Indeed, it's a delight to hold, especially in the matte green version that we're reviewing. The matte finish feels far more expensive than the handset's price might lead you to expect, and it offers a considerably more premium feel than the glossy models, which feel much cheaper in comparison. That said, the entire rear shell is removable and can be replaced with other options as desired, so you can switch between matte and glossy versions to suit your tastes.
The display is impressive too, and it's a relief to see that Microsoft hasn't cheaped-out with another WVGA display here. Having been using the Lumia 735 for a few days now, I'm impressed by the quality of its HD (1280x720px) AMOLED screen. Yes, of course, it would have been nicer to have a Full HD display, but it's hard to argue with a 720p screen at this price level, and frankly - unless you're exceptionally picky, or you insist on holding the phone absurdly close to your eyes all the time - you'll have a hard time noticing the difference in normal usage.
The handset's performance is also pretty snappy, and having 1GB of RAM gives the handset just a bit more kick compared with the Lumia 630, for example. Apps seem to load just a little faster and games seem to run just a little more smoothly; it's not like the 735 leaves the 630 for dust as it vanishes off towards the horizon, but it just feels like it's got a tiny bit more fire in its belly than its cheaper siblings.
But what about the handset's ‘selfie' credentials? Well, Microsoft has put a good deal of thought into this, and rather than just slapping a high-res camera on the front of the device and leaving it at that, it actually developed an entirely new Lumia Selfie app, dedicated to capturing and - if desired, editing - the perfect selfie.

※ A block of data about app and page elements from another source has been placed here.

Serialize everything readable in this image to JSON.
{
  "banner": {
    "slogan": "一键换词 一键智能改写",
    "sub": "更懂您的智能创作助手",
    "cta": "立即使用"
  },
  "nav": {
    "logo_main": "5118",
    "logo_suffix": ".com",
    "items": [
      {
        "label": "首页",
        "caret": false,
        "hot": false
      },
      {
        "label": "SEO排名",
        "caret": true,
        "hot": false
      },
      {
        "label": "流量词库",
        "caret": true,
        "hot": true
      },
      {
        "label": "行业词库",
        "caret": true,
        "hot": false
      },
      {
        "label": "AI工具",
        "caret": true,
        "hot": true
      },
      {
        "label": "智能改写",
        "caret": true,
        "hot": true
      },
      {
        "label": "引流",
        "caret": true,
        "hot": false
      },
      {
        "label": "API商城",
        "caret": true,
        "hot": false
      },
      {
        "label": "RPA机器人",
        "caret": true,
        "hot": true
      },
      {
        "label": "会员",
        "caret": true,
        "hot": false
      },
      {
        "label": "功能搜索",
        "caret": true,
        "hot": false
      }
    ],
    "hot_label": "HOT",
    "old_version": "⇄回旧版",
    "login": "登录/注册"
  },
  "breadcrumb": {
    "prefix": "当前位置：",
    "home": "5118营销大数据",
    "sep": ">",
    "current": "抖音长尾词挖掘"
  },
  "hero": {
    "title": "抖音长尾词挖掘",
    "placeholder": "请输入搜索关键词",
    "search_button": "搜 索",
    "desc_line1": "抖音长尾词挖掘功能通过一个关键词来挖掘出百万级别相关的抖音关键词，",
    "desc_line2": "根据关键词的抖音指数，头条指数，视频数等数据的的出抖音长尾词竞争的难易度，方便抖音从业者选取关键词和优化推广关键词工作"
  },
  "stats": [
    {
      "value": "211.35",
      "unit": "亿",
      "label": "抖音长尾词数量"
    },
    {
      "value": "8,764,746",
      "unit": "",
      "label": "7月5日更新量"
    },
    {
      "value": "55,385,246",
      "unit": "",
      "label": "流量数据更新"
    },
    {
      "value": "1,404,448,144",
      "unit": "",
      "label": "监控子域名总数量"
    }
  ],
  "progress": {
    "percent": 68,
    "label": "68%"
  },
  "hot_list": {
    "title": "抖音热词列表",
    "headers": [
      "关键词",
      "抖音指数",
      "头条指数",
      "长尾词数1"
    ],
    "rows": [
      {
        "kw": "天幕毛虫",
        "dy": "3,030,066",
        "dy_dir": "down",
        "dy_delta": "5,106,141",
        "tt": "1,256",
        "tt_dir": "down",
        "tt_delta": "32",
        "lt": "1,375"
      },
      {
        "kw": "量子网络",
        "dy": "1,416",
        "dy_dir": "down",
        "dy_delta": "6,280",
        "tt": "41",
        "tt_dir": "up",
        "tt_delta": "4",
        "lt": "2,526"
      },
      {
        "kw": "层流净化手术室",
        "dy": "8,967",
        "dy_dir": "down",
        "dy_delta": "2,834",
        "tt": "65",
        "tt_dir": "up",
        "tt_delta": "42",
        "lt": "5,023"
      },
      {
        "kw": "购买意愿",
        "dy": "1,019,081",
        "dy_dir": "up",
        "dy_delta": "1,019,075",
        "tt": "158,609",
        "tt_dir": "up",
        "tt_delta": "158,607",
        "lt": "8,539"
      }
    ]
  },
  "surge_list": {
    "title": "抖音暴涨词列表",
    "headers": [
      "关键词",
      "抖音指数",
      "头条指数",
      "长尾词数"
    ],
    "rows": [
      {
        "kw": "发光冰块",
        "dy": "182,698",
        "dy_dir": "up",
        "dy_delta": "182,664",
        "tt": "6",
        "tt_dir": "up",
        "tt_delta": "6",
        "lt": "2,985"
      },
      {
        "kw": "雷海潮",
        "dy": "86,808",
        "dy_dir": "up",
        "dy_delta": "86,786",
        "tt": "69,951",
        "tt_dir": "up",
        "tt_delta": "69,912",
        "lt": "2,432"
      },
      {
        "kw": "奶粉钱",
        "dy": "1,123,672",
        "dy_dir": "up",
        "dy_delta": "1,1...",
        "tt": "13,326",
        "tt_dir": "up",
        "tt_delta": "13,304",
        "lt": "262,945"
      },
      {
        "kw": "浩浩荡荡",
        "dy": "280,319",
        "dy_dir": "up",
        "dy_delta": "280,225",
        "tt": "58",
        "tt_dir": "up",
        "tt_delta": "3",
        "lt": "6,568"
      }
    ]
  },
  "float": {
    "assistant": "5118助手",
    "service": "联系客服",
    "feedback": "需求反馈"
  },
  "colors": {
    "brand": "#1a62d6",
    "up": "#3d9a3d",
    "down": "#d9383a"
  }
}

Launch the app, take a snap and you'll be presented with a world of options to help you customize your selfie with some intriguing tools, including some pretty funky stuff, like enhancing your eyes, adjusting your smile and even making your teeth whiter. There are also various filters and themes available, and it would perhaps be remiss of me not to include a couple of examples: